* What the task requires
All the entries that follow must be written out again exactly.

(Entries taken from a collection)

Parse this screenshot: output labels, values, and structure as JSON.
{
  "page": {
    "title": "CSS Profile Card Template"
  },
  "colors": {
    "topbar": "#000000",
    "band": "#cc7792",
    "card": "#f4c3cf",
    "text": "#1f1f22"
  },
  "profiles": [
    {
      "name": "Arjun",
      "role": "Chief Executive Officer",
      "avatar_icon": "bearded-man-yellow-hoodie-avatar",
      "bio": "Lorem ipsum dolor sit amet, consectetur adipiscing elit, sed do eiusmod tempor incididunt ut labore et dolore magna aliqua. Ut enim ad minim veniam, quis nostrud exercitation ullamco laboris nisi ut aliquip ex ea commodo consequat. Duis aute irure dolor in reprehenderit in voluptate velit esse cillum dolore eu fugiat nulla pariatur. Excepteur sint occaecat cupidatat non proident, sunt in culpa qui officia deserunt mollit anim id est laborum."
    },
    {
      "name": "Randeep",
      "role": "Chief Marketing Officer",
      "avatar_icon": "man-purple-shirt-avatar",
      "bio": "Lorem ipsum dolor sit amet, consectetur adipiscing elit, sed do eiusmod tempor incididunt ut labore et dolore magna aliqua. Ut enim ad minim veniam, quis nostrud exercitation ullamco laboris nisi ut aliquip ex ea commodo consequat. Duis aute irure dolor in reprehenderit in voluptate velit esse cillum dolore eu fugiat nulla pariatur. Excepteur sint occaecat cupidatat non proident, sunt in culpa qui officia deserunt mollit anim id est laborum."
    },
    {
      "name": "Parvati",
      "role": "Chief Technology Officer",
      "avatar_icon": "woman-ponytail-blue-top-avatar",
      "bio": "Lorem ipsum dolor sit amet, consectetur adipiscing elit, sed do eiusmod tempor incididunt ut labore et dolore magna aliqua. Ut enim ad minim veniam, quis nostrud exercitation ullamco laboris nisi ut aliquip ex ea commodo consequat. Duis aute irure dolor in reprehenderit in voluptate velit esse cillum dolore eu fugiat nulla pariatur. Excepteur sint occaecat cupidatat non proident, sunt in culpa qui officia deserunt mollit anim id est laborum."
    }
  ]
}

* Reply
Parse this screenshot: output labels, values, and structure as JSON.
{
  "page": {
    "title": "CSS Profile Card Template"
  },
  "colors": {
    "topbar": "#000000",
    "band": "#cc7792",
    "card": "#f4c3cf",
    "text": "#1f1f22"
  },
  "profiles": [
    {
      "name": "Arjun",
      "role": "Chief Executive Officer",
      "avatar_icon": "bearded-man-yellow-hoodie-avatar",
      "bio": "Lorem ipsum dolor sit amet, consectetur adipiscing elit, sed do eiusmod tempor incididunt ut labore et dolore magna aliqua. Ut enim ad minim veniam, quis nostrud exercitation ullamco laboris nisi ut aliquip ex ea commodo consequat. Duis aute irure dolor in reprehenderit in voluptate velit esse cillum dolore eu fugiat nulla pariatur. Excepteur sint occaecat cupidatat non proident, sunt in culpa qui officia deserunt mollit anim id est laborum."
    },
    {
      "name": "Randeep",
      "role": "Chief Marketing Officer",
      "avatar_icon": "man-purple-shirt-avatar",
      "bio": "Lorem ipsum dolor sit amet, consectetur adipiscing elit, sed do eiusmod tempor incididunt ut labore et dolore magna aliqua. Ut enim ad minim veniam, quis nostrud exercitation ullamco laboris nisi ut aliquip ex ea commodo consequat. Duis aute irure dolor in reprehenderit in voluptate velit esse cillum dolore eu fugiat nulla pariatur. Excepteur sint occaecat cupidatat non proident, sunt in culpa qui officia deserunt mollit anim id est laborum."
    },
    {
      "name": "Parvati",
      "role": "Chief Technology Officer",
      "avatar_icon": "woman-ponytail-blue-top-avatar",
      "bio": "Lorem ipsum dolor sit amet, consectetur adipiscing elit, sed do eiusmod tempor incididunt ut labore et dolore magna aliqua. Ut enim ad minim veniam, quis nostrud exercitation ullamco laboris nisi ut aliquip ex ea commodo consequat. Duis aute irure dolor in reprehenderit in voluptate velit esse cillum dolore eu fugiat nulla pariatur. Excepteur sint occaecat cupidatat non proident, sunt in culpa qui officia deserunt mollit anim id est laborum."
    }
  ]
}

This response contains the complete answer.